The GOP debates did in Perry. From his first debate in September at the Reagan Library in Simi Valley, Calif., Perry stumbled and sputtered.

In a late-September session in Orlando, Fla., Perry drew the wrath of tea party conservatives. Romney hit Perry for signing the 2001 Texas DREAM Act, which allows illegal immigrant students to pay reduced in-state tuition at state colleges and universities. Perry shot back, "If you say that we should not educate children who have come into our state for no other reason than they've been brought there by no fault of their own, I don't think you have a heart."

It was not a politic way to make his point. Perry later apologized because he had insulted the GOP base in a gratuitous manner. (In similar fashion, Huntsman implied Republicans were stupid for not following scientists on global warming. Then Huntsman kept using the same ill-considered language.) It's too bad because Perry had a solid argument for supporting the tuition measure: It's wrong to punish young people who work hard in school for decisions their parents made.

And it's sad that Perry owned the better position but that Romney won that round.

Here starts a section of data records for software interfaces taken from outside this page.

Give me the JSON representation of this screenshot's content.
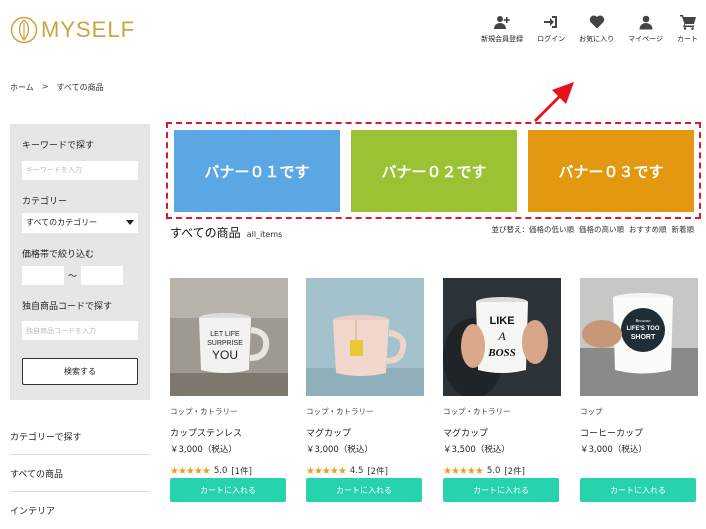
{
  "header": {
    "logo_text": "MYSELF",
    "nav": [
      {
        "label": "新規会員登録",
        "icon": "user-plus-icon"
      },
      {
        "label": "ログイン",
        "icon": "login-icon"
      },
      {
        "label": "お気に入り",
        "icon": "heart-icon"
      },
      {
        "label": "マイページ",
        "icon": "user-icon"
      },
      {
        "label": "カート",
        "icon": "cart-icon"
      }
    ]
  },
  "breadcrumb": {
    "home": "ホーム",
    "sep": ">",
    "current": "すべての商品"
  },
  "sidebar": {
    "keyword_label": "キーワードで探す",
    "keyword_placeholder": "キーワードを入力",
    "category_label": "カテゴリー",
    "category_value": "すべてのカテゴリー",
    "price_label": "価格帯で絞り込む",
    "price_sep": "〜",
    "code_label": "独自商品コードで探す",
    "code_placeholder": "独自商品コードを入力",
    "search_button": "検索する",
    "links": [
      "カテゴリーで探す",
      "すべての商品",
      "インテリア"
    ]
  },
  "banners": [
    {
      "label": "バナー０１です",
      "color": "#5aa7e3"
    },
    {
      "label": "バナー０２です",
      "color": "#9ac234"
    },
    {
      "label": "バナー０３です",
      "color": "#e29811"
    }
  ],
  "section": {
    "title": "すべての商品",
    "subtitle": "all_items",
    "sort_prefix": "並び替え：",
    "sort_options": [
      "価格の低い順",
      "価格の高い順",
      "おすすめ順",
      "新着順"
    ]
  },
  "products": [
    {
      "category": "コップ・カトラリー",
      "name": "カップステンレス",
      "price": "￥3,000（税込）",
      "stars": "★★★★★",
      "rating": "5.0",
      "reviews": "[1件]",
      "cart": "カートに入れる",
      "mug_text": "LET LIFE SURPRISE YOU"
    },
    {
      "category": "コップ・カトラリー",
      "name": "マグカップ",
      "price": "￥3,000（税込）",
      "stars": "★★★★★",
      "rating": "4.5",
      "reviews": "[2件]",
      "cart": "カートに入れる"
    },
    {
      "category": "コップ・カトラリー",
      "name": "マグカップ",
      "price": "￥3,500（税込）",
      "stars": "★★★★★",
      "rating": "5.0",
      "reviews": "[2件]",
      "cart": "カートに入れる",
      "mug_text": "LIKE A BOSS"
    },
    {
      "category": "コップ",
      "name": "コーヒーカップ",
      "price": "￥3,000（税込）",
      "cart": "カートに入れる",
      "mug_text": "LIFE'S TOO SHORT"
    }
  ],
  "colors": {
    "accent": "#27d3ac",
    "logo": "#c9a43f",
    "highlight": "#d9192f",
    "star": "#f0a020"
  }
}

It's ironic that while so many East Coast opinionators miss Huntsman, they ignore that Perry was the governor who took heat for signing an executive order mandating that middle-school girls be vaccinated against the sexually transmitted HPV.

In his bid to play to conservative caucus voters, Perry seemed to forget his main attraction — what PolitiFact described as "phenomenal job growth over most of the time Perry has been governor." In what seemed a desperate move, his campaign tried to gin up support by flogging bygone culture wars. In a December TV spot, Perry lamented, "There's something wrong in this country when gays can serve openly in the military but our kids can't openly celebrate Christmas or pray in school." It didn't work.

Jon Fleischman, founder of the conservative website FlashReport, isn't laughing. "There is no doubt in my mind that of all the Republicans running," Fleischman told me, Perry "would have made the best president. He has the right mix of character, conviction, judgment, philosophy and demeanor."

Fleischman likened Perry to former President Ronald Reagan in their shared sense of humility. "Neither the genius nor the plutocrat have humility as a strong suit," Fleischman said of Gingrich and Romney.

Well, this is a campaign, not a coronation. The Republican who wants to take on President Barack Obama has to perform, has to excel, has to be electable in November — and has to win states during the GOP primary.

Perry didn't make the cut. He had won every election in which he ran from 1984 until this year, but he never won a debate.

"Oops," you might joke. But it's not that funny.

Every weekday JewishWorldReview.com publishes what many in the media and Washington consider "must-reading". Sign up for the daily JWR update. It's free. Just click here.

Comment JWR contributor Debra J. Saunders' column by clicking here.

Debra J. Saunders Archives

© 2012, Creators Syndicate